tiona in Omaha.
"We will not be undersold. "
Leaders in Dry Goods.
1422 & 1424 Dodee St.Cor. 15th ,
Opposite Postoffice.
Successors to
Cash Price List.
10 B 9 Standard A Sugar . il 00
101 0 > s extra Cougar . . 1 00
11 tts C Su ar . I d )
9 Ibs granulated Sugtr . 1 00
BlftsCutLoaf Suear . 1 00
3j C * Powdered baR r . 1 M
B ttSBOod Rio CoHee . 1 00
S Ibs extra choice Rio Coffee . 1 09
! } Its Costa Rica Coffee . 1 00
Jtl.STcry bcstOO Java . 1 OO
JlbsMoLh . - . 1 00
I ) cans Paacbei . 1 09
10 Ibs Valencia Kalslns . 1 00
10 Ibs choice Prunes . . 1 00
I Ita Fitted Cherries . 1 00
10 Ibs Michigan IJricd Apples . 1 M
13 ll > s dried Currants . 1 00
20 bare White Russian Soap . 1 00
16 Ibs Procter & Gambits Soap . 1 00
1C Ibs Dobins Electric Soap . 1 00
17 Ibs choice SodaCracktrs. . . . _ . 1 00
17 Ibs choice Oyster Crackers . 1 00
II Ibs Clnjrcr Suips . 100
11 II * OatMeil Crackers . 1 00
11 ll < Scton Crackers . . . I 00
T Ibs Jumb'cs . 1 00
21 It * Beans . 1 00
35 Ibs Hominy . 1 (0
23 Ibs Oat Meal . 100
ISlbsS lit I'cas . 100
11 lb * Carolina Rice. . . 1 00
) lbsTapi ca . - . . . 1 > 0
lbsS ? o . 1 00
UlbsIUrlcy . 1 00
IZIlsMixen DlrdSctd . 1 03
r 3 H > cans Standard Toma ocs . . . . . . . 100
) 2 It. cam Standard Tomatjrea . 1 00
i3 tbcins reaches. . * . . 1 09
j2-tt > can > Corn . 1 00
r2-It > cansCherr'ei . 1 09
I 2-U. cans Yarmouth Corn . 1 M
r 1-lb cans Bornham t Merrill . 1 00
> } IbsHiklnel'owJe . 1 Oft

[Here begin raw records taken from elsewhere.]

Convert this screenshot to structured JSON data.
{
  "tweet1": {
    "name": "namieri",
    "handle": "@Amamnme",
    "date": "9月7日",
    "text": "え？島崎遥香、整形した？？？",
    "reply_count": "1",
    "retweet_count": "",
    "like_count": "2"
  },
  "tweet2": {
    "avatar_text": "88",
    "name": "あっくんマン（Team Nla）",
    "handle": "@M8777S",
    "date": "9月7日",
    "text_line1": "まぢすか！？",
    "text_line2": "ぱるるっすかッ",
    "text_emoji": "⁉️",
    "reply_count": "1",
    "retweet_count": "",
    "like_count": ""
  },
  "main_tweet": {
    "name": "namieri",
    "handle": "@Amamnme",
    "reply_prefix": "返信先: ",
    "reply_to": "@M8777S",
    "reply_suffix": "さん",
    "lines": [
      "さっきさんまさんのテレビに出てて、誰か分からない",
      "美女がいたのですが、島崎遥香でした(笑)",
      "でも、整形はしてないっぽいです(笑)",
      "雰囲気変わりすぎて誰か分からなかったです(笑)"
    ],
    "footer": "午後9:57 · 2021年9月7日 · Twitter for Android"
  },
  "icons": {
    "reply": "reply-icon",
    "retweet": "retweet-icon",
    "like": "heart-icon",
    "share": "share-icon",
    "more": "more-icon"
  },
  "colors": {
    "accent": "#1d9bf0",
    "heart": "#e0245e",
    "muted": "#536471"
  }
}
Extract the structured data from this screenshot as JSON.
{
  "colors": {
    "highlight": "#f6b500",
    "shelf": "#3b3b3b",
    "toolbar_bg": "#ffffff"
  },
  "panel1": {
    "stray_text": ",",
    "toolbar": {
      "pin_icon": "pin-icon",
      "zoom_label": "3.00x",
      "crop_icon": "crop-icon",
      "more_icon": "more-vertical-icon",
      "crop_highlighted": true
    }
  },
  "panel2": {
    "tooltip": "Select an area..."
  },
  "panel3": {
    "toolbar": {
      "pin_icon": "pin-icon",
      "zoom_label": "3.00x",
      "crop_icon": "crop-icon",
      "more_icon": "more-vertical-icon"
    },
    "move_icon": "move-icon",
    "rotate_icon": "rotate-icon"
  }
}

1'ure Maple Sjrrup p r gallon . 1 U
Imbrr White . 70
Beat New Orleans Syrup . 70
Qood New Orl.ans Mob-ses . U
Ear Diseases
Dr. C. E. Shoemaker ,
Die wed known Aural Survron , of Peadlrtf , Ps ,
who has been In the medical profession orer SO
rears , pivcs ALL his time EXCLUSIVELY , to
the treatment of dca'neai and diseases of the
: ar and catarrh. lie sends a rsJoabla little book
> f 61 po ea on the treatment of these disese * .
FREE TO ALL. This book gives references sod
testimonials that will satisfy the most skeptical.
[ Io Is also author of a woik of 375 psget , octiro.
> n these disease * and their prorer treatment.
Price 32 , by mall. No family should be without
i copy ot this valuable book. It wfll tare tat-
'erlnir. low of hearing and doctor's fees. DR
3HOE5IAKER'S remedy for the core of RUN-
KINO EARS , U nniTerully acknowledred by
hysidans and the public in general , as the only
.raly reliable remedy for the cure of this loathe *
lome disease. It Is harmleo , pleuant and ro
uble , and will rare almost any case , even of
'ortr or fifty years standing. All bad small and
inp'easantness of the disease instantlyremoTed ,
md the bearing In most cues greatly improred
xrmanently. Price J2. Ill Jas. K. Ish. whole-
lale and retail dealer In dragB. nwrfidnw and
lurrfcal instruments. Ua faraham street ,
) maha.
_ mayMecd-lmo
Jonet , Bet. 3th and 10th SU. , OXAKA.
Tint quality distilled Wine and Cider Yinefir
> f any strength below eastern prices , sod war.
anted Just as good at wholesale ind retail.
Send for price list. EBHSI KBCT8.
_ J b93m Manager.
3. A. FOTHK. Jim E. Scorr.
Design * for building * of any d
exUxlbitionatonroCce , Woh T lu < Jot
jrera iperienc tade liiilnr and "gnf. * * ;
[ n * public bulldinjr aad rtsioeacee. yuin ait }